Kime Contemporary gallery director Alec Stewart was so committed to show the works of artist Henry Swanson at the contemporary art gallery on East 10th Street that he drove the artist himself from Dallas, Texas, to Indy for the month-long exhibition.
The pair met each other while studying at Rhode Island School of Design, and they have kept in touch since. “He sees the humor in overthinking and under-thinking, which is similar to the paintings,” says Swanson. Swanson has epilepsy, so a road trip with large paintings would have been a challenge without a little help.
The exhibition, Snoopy Tattoo, features nine oil paintings with titles such as “Untitled (‘I Sneezed with My Eyes Open Until I Cried’)” and “Untitled (‘Winnie the Pooh Obviously Has a Clear Idea of What Clothes Are So Why Are We Still Discussing It’).”
“Alec and I set up this show the same way I put together a painting,” says Swanson. “It was like a Pretty Woman montage with trying different, sometimes bad ideas without being too serious.”
Snoopy Tattoo comes from Swanson’s apprehension about making permanent decisions. He tells me his paintings start off active and without too much planning, a lot like a Snoopy tattoo. The references are evident with stylistic brushstrokes and compositions derived from classical paintings and flat representations that look clearly sourced from digital images off phone screens or computer monitors.
There are some neon spray-painted words as well as logotype lettering that references corporate branding. But as a whole, the works do not appear to be collaged or to be digitally assembled. They remain painterly and break away from classical beauty into abstract surrealism from canvas area to area; a basketball player’s bent knee glows and folds in all the right places, but the hand’s barely distinguishable fingers that hold up logs are treated with the same thoughtful purpose.
This thoughtful display of balance and purpose can also be appreciated in Rachel Hayes’ Infusing the Scene, currently on display at iMOCA (Indianapolis Museum of Contemporary Art) at CityWay. The mood of the quilted floor-to-ceiling installation is surprisingly soft and meditative as a result of the effects of the indoor lighting.
Hayes, who has been collaborating with Italian fashion house Missoni since 2017, typically shows her work in outdoor and architectural settings, achieving different effects each time. For this particular installation, she was seeking an intimate moment according to her artist statement. Infusing the Scene is on display through December 2018.
At the Schwitzer Gallery at the Circle City Industrial Complex (CCIC), artist Jamie Willis lets the subjects of her paintings make the statement with the 45 Project—an ongoing series of portraits that explore the emotional ride people are experiencing in our current political climate.
“I have been feeling a lot of angst and anxiety, especially with the division of America,” says Willis.
To deal with her feelings, she made a self-portrait and titled it “Fake News” but felt there was more she could do. Willis asked people to submit their pictures with their feelings about the current president and 52 people sent her photos.

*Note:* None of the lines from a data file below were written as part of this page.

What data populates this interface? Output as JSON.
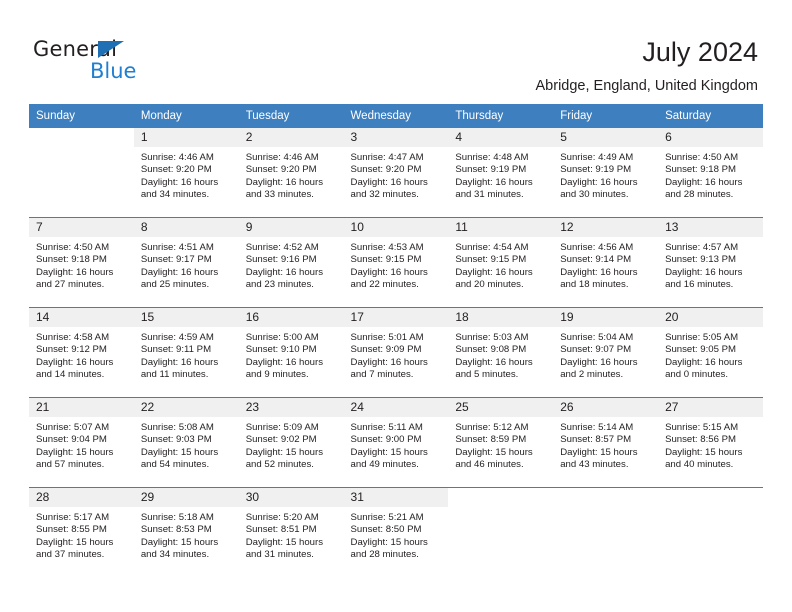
{
  "brand": {
    "name_part1": "General",
    "name_part2": "Blue",
    "accent_color": "#1f7fd0",
    "triangle_color": "#1f6fb5"
  },
  "header": {
    "title": "July 2024",
    "subtitle": "Abridge, England, United Kingdom"
  },
  "calendar": {
    "header_background": "#3d7fbf",
    "daynum_background": "#f0f0f0",
    "weekday_headers": [
      "Sunday",
      "Monday",
      "Tuesday",
      "Wednesday",
      "Thursday",
      "Friday",
      "Saturday"
    ],
    "weeks": [
      [
        {
          "day": "",
          "sunrise": "",
          "sunset": "",
          "daylight_line1": "",
          "daylight_line2": "",
          "blank": true
        },
        {
          "day": "1",
          "sunrise": "Sunrise: 4:46 AM",
          "sunset": "Sunset: 9:20 PM",
          "daylight_line1": "Daylight: 16 hours",
          "daylight_line2": "and 34 minutes."
        },
        {
          "day": "2",
          "sunrise": "Sunrise: 4:46 AM",
          "sunset": "Sunset: 9:20 PM",
          "daylight_line1": "Daylight: 16 hours",
          "daylight_line2": "and 33 minutes."
        },
        {
          "day": "3",
          "sunrise": "Sunrise: 4:47 AM",
          "sunset": "Sunset: 9:20 PM",
          "daylight_line1": "Daylight: 16 hours",
          "daylight_line2": "and 32 minutes."
        },
        {
          "day": "4",
          "sunrise": "Sunrise: 4:48 AM",
          "sunset": "Sunset: 9:19 PM",
          "daylight_line1": "Daylight: 16 hours",
          "daylight_line2": "and 31 minutes."
        },
        {
          "day": "5",
          "sunrise": "Sunrise: 4:49 AM",
          "sunset": "Sunset: 9:19 PM",
          "daylight_line1": "Daylight: 16 hours",
          "daylight_line2": "and 30 minutes."
        },
        {
          "day": "6",
          "sunrise": "Sunrise: 4:50 AM",
          "sunset": "Sunset: 9:18 PM",
          "daylight_line1": "Daylight: 16 hours",
          "daylight_line2": "and 28 minutes."
        }
      ],
      [
        {
          "day": "7",
          "sunrise": "Sunrise: 4:50 AM",
          "sunset": "Sunset: 9:18 PM",
          "daylight_line1": "Daylight: 16 hours",
          "daylight_line2": "and 27 minutes."
        },
        {
          "day": "8",
          "sunrise": "Sunrise: 4:51 AM",
          "sunset": "Sunset: 9:17 PM",
          "daylight_line1": "Daylight: 16 hours",
          "daylight_line2": "and 25 minutes."
        },
        {
          "day": "9",
          "sunrise": "Sunrise: 4:52 AM",
          "sunset": "Sunset: 9:16 PM",
          "daylight_line1": "Daylight: 16 hours",
          "daylight_line2": "and 23 minutes."
        },
        {
          "day": "10",
          "sunrise": "Sunrise: 4:53 AM",
          "sunset": "Sunset: 9:15 PM",
          "daylight_line1": "Daylight: 16 hours",
          "daylight_line2": "and 22 minutes."
        },
        {
          "day": "11",
          "sunrise": "Sunrise: 4:54 AM",
          "sunset": "Sunset: 9:15 PM",
          "daylight_line1": "Daylight: 16 hours",
          "daylight_line2": "and 20 minutes."
        },
        {
          "day": "12",
          "sunrise": "Sunrise: 4:56 AM",
          "sunset": "Sunset: 9:14 PM",
          "daylight_line1": "Daylight: 16 hours",
          "daylight_line2": "and 18 minutes."
        },
        {
          "day": "13",
          "sunrise": "Sunrise: 4:57 AM",
          "sunset": "Sunset: 9:13 PM",
          "daylight_line1": "Daylight: 16 hours",
          "daylight_line2": "and 16 minutes."
        }
      ],
      [
        {
          "day": "14",
          "sunrise": "Sunrise: 4:58 AM",
          "sunset": "Sunset: 9:12 PM",
          "daylight_line1": "Daylight: 16 hours",
          "daylight_line2": "and 14 minutes."
        },
        {
          "day": "15",
          "sunrise": "Sunrise: 4:59 AM",
          "sunset": "Sunset: 9:11 PM",
          "daylight_line1": "Daylight: 16 hours",
          "daylight_line2": "and 11 minutes."
        },
        {
          "day": "16",
          "sunrise": "Sunrise: 5:00 AM",
          "sunset": "Sunset: 9:10 PM",
          "daylight_line1": "Daylight: 16 hours",
          "daylight_line2": "and 9 minutes."
        },
        {
          "day": "17",
          "sunrise": "Sunrise: 5:01 AM",
          "sunset": "Sunset: 9:09 PM",
          "daylight_line1": "Daylight: 16 hours",
          "daylight_line2": "and 7 minutes."
        },
        {
          "day": "18",
          "sunrise": "Sunrise: 5:03 AM",
          "sunset": "Sunset: 9:08 PM",
          "daylight_line1": "Daylight: 16 hours",
          "daylight_line2": "and 5 minutes."
        },
        {
          "day": "19",
          "sunrise": "Sunrise: 5:04 AM",
          "sunset": "Sunset: 9:07 PM",
          "daylight_line1": "Daylight: 16 hours",
          "daylight_line2": "and 2 minutes."
        },
        {
          "day": "20",
          "sunrise": "Sunrise: 5:05 AM",
          "sunset": "Sunset: 9:05 PM",
          "daylight_line1": "Daylight: 16 hours",
          "daylight_line2": "and 0 minutes."
        }
      ],
      [
        {
          "day": "21",
          "sunrise": "Sunrise: 5:07 AM",
          "sunset": "Sunset: 9:04 PM",
          "daylight_line1": "Daylight: 15 hours",
          "daylight_line2": "and 57 minutes."
        },
        {
          "day": "22",
          "sunrise": "Sunrise: 5:08 AM",
          "sunset": "Sunset: 9:03 PM",
          "daylight_line1": "Daylight: 15 hours",
          "daylight_line2": "and 54 minutes."
        },
        {
          "day": "23",
          "sunrise": "Sunrise: 5:09 AM",
          "sunset": "Sunset: 9:02 PM",
          "daylight_line1": "Daylight: 15 hours",
          "daylight_line2": "and 52 minutes."
        },
        {
          "day": "24",
          "sunrise": "Sunrise: 5:11 AM",
          "sunset": "Sunset: 9:00 PM",
          "daylight_line1": "Daylight: 15 hours",
          "daylight_line2": "and 49 minutes."
        },
        {
          "day": "25",
          "sunrise": "Sunrise: 5:12 AM",
          "sunset": "Sunset: 8:59 PM",
          "daylight_line1": "Daylight: 15 hours",
          "daylight_line2": "and 46 minutes."
        },
        {
          "day": "26",
          "sunrise": "Sunrise: 5:14 AM",
          "sunset": "Sunset: 8:57 PM",
          "daylight_line1": "Daylight: 15 hours",
          "daylight_line2": "and 43 minutes."
        },
        {
          "day": "27",
          "sunrise": "Sunrise: 5:15 AM",
          "sunset": "Sunset: 8:56 PM",
          "daylight_line1": "Daylight: 15 hours",
          "daylight_line2": "and 40 minutes."
        }
      ],
      [
        {
          "day": "28",
          "sunrise": "Sunrise: 5:17 AM",
          "sunset": "Sunset: 8:55 PM",
          "daylight_line1": "Daylight: 15 hours",
          "daylight_line2": "and 37 minutes."
        },
        {
          "day": "29",
          "sunrise": "Sunrise: 5:18 AM",
          "sunset": "Sunset: 8:53 PM",
          "daylight_line1": "Daylight: 15 hours",
          "daylight_line2": "and 34 minutes."
        },
        {
          "day": "30",
          "sunrise": "Sunrise: 5:20 AM",
          "sunset": "Sunset: 8:51 PM",
          "daylight_line1": "Daylight: 15 hours",
          "daylight_line2": "and 31 minutes."
        },
        {
          "day": "31",
          "sunrise": "Sunrise: 5:21 AM",
          "sunset": "Sunset: 8:50 PM",
          "daylight_line1": "Daylight: 15 hours",
          "daylight_line2": "and 28 minutes."
        },
        {
          "day": "",
          "sunrise": "",
          "sunset": "",
          "daylight_line1": "",
          "daylight_line2": "",
          "blank": true
        },
        {
          "day": "",
          "sunrise": "",
          "sunset": "",
          "daylight_line1": "",
          "daylight_line2": "",
          "blank": true
        },
        {
          "day": "",
          "sunrise": "",
          "sunset": "",
          "daylight_line1": "",
          "daylight_line2": "",
          "blank": true
        }
      ]
    ]
  }
}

She promised to portray each one of them respectfully.
“I am hoping this project brings people together or at least reminds us all that we are human beings.”
A floor below at CCIC, at Satch Art Space, Frida Kahlo proved to be a less divisive figure with 53 works by 36 women artists, all inspired by the life and works of the Mexican surrealist painter, for the exhibit Long Live Frida.
Kahlo, whose famous last written words read, “I hope exit is joyful and I hope never to come back,” have been anything but forgotten since her death in 1954. The artist remains an object of curiosity in ways that are both reverent and controversial, as in the case of Snapchat’s recent Women’s Day filter debate. There have also been recent debates regarding the commodification of her image, given her personal politics.
The work on display was diverse with sincere homages to Kahlo’s life struggles, such as in “Looking Within” by Mirvia Sol Eckert, and touching celebrations of her famous works, such as Erin Huber’s “Two Fridas.” There was, unfortunately, work reminiscent of the Snapchat Frida filter. The worst was the inflatable flailing-arm tube man with a unibrow just outside the Circle City Industrial Complex as a sobering reminder of how not even a world-famous Mexican artist can escape the character flatness and disrespect that comes with otherness.